Goal of the exercise:
This task is to restate all of the entries exactly.

Dataset excerpts
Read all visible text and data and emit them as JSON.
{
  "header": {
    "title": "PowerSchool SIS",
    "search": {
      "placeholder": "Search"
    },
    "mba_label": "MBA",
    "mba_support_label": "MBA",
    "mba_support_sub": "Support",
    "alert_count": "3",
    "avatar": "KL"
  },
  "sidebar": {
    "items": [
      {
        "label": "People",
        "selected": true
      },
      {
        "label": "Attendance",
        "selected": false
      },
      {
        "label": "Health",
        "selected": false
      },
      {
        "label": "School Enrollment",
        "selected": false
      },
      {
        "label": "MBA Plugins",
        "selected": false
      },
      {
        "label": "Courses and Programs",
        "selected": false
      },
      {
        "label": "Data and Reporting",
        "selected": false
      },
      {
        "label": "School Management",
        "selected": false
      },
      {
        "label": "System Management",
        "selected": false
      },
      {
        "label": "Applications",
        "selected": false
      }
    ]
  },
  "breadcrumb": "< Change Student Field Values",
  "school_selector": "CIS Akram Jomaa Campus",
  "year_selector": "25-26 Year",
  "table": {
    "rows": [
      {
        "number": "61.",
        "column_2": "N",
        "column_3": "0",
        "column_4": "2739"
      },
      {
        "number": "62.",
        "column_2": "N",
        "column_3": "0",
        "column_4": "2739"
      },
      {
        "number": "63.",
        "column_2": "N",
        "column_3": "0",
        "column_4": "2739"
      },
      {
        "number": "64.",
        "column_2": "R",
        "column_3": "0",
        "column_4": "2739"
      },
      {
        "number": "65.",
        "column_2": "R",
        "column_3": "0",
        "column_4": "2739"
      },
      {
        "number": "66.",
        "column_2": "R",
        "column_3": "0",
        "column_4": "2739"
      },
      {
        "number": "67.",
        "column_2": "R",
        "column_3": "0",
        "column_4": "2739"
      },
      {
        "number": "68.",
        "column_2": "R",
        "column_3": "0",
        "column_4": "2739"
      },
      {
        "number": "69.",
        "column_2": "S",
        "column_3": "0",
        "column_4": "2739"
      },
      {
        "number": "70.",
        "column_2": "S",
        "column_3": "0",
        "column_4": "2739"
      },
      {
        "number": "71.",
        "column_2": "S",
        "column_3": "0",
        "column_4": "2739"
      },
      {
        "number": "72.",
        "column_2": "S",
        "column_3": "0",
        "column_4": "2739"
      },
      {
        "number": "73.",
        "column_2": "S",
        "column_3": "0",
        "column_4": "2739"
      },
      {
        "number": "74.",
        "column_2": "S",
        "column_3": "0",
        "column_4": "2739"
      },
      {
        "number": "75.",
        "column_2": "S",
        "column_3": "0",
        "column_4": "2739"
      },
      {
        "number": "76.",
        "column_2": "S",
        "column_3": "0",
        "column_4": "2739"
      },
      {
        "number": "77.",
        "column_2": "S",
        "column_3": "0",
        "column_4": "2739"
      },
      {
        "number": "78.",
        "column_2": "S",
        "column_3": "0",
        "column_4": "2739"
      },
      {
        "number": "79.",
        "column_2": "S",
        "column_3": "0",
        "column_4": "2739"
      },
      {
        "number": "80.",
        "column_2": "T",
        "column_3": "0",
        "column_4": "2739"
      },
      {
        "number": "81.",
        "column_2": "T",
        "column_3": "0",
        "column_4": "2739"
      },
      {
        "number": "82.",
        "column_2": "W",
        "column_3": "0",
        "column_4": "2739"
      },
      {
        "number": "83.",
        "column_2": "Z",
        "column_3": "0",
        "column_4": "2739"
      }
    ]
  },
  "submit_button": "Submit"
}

Reply:
Read all visible text and data and emit them as JSON.
{
  "header": {
    "title": "PowerSchool SIS",
    "search": {
      "placeholder": "Search"
    },
    "mba_label": "MBA",
    "mba_support_label": "MBA",
    "mba_support_sub": "Support",
    "alert_count": "3",
    "avatar": "KL"
  },
  "sidebar": {
    "items": [
      {
        "label": "People",
        "selected": true
      },
      {
        "label": "Attendance",
        "selected": false
      },
      {
        "label": "Health",
        "selected": false
      },
      {
        "label": "School Enrollment",
        "selected": false
      },
      {
        "label": "MBA Plugins",
        "selected": false
      },
      {
        "label": "Courses and Programs",
        "selected": false
      },
      {
        "label": "Data and Reporting",
        "selected": false
      },
      {
        "label": "School Management",
        "selected": false
      },
      {
        "label": "System Management",
        "selected": false
      },
      {
        "label": "Applications",
        "selected": false
      }
    ]
  },
  "breadcrumb": "< Change Student Field Values",
  "school_selector": "CIS Akram Jomaa Campus",
  "year_selector": "25-26 Year",
  "table": {
    "rows": [
      {
        "number": "61.",
        "column_2": "N",
        "column_3": "0",
        "column_4": "2739"
      },
      {
        "number": "62.",
        "column_2": "N",
        "column_3": "0",
        "column_4": "2739"
      },
      {
        "number": "63.",
        "column_2": "N",
        "column_3": "0",
        "column_4": "2739"
      },
      {
        "number": "64.",
        "column_2": "R",
        "column_3": "0",
        "column_4": "2739"
      },
      {
        "number": "65.",
        "column_2": "R",
        "column_3": "0",
        "column_4": "2739"
      },
      {
        "number": "66.",
        "column_2": "R",
        "column_3": "0",
        "column_4": "2739"
      },
      {
        "number": "67.",
        "column_2": "R",
        "column_3": "0",
        "column_4": "2739"
      },
      {
        "number": "68.",
        "column_2": "R",
        "column_3": "0",
        "column_4": "2739"
      },
      {
        "number": "69.",
        "column_2": "S",
        "column_3": "0",
        "column_4": "2739"
      },
      {
        "number": "70.",
        "column_2": "S",
        "column_3": "0",
        "column_4": "2739"
      },
      {
        "number": "71.",
        "column_2": "S",
        "column_3": "0",
        "column_4": "2739"
      },
      {
        "number": "72.",
        "column_2": "S",
        "column_3": "0",
        "column_4": "2739"
      },
      {
        "number": "73.",
        "column_2": "S",
        "column_3": "0",
        "column_4": "2739"
      },
      {
        "number": "74.",
        "column_2": "S",
        "column_3": "0",
        "column_4": "2739"
      },
      {
        "number": "75.",
        "column_2": "S",
        "column_3": "0",
        "column_4": "2739"
      },
      {
        "number": "76.",
        "column_2": "S",
        "column_3": "0",
        "column_4": "2739"
      },
      {
        "number": "77.",
        "column_2": "S",
        "column_3": "0",
        "column_4": "2739"
      },
      {
        "number": "78.",
        "column_2": "S",
        "column_3": "0",
        "column_4": "2739"
      },
      {
        "number": "79.",
        "column_2": "S",
        "column_3": "0",
        "column_4": "2739"
      },
      {
        "number": "80.",
        "column_2": "T",
        "column_3": "0",
        "column_4": "2739"
      },
      {
        "number": "81.",
        "column_2": "T",
        "column_3": "0",
        "column_4": "2739"
      },
      {
        "number": "82.",
        "column_2": "W",
        "column_3": "0",
        "column_4": "2739"
      },
      {
        "number": "83.",
        "column_2": "Z",
        "column_3": "0",
        "column_4": "2739"
      }
    ]
  },
  "submit_button": "Submit"
}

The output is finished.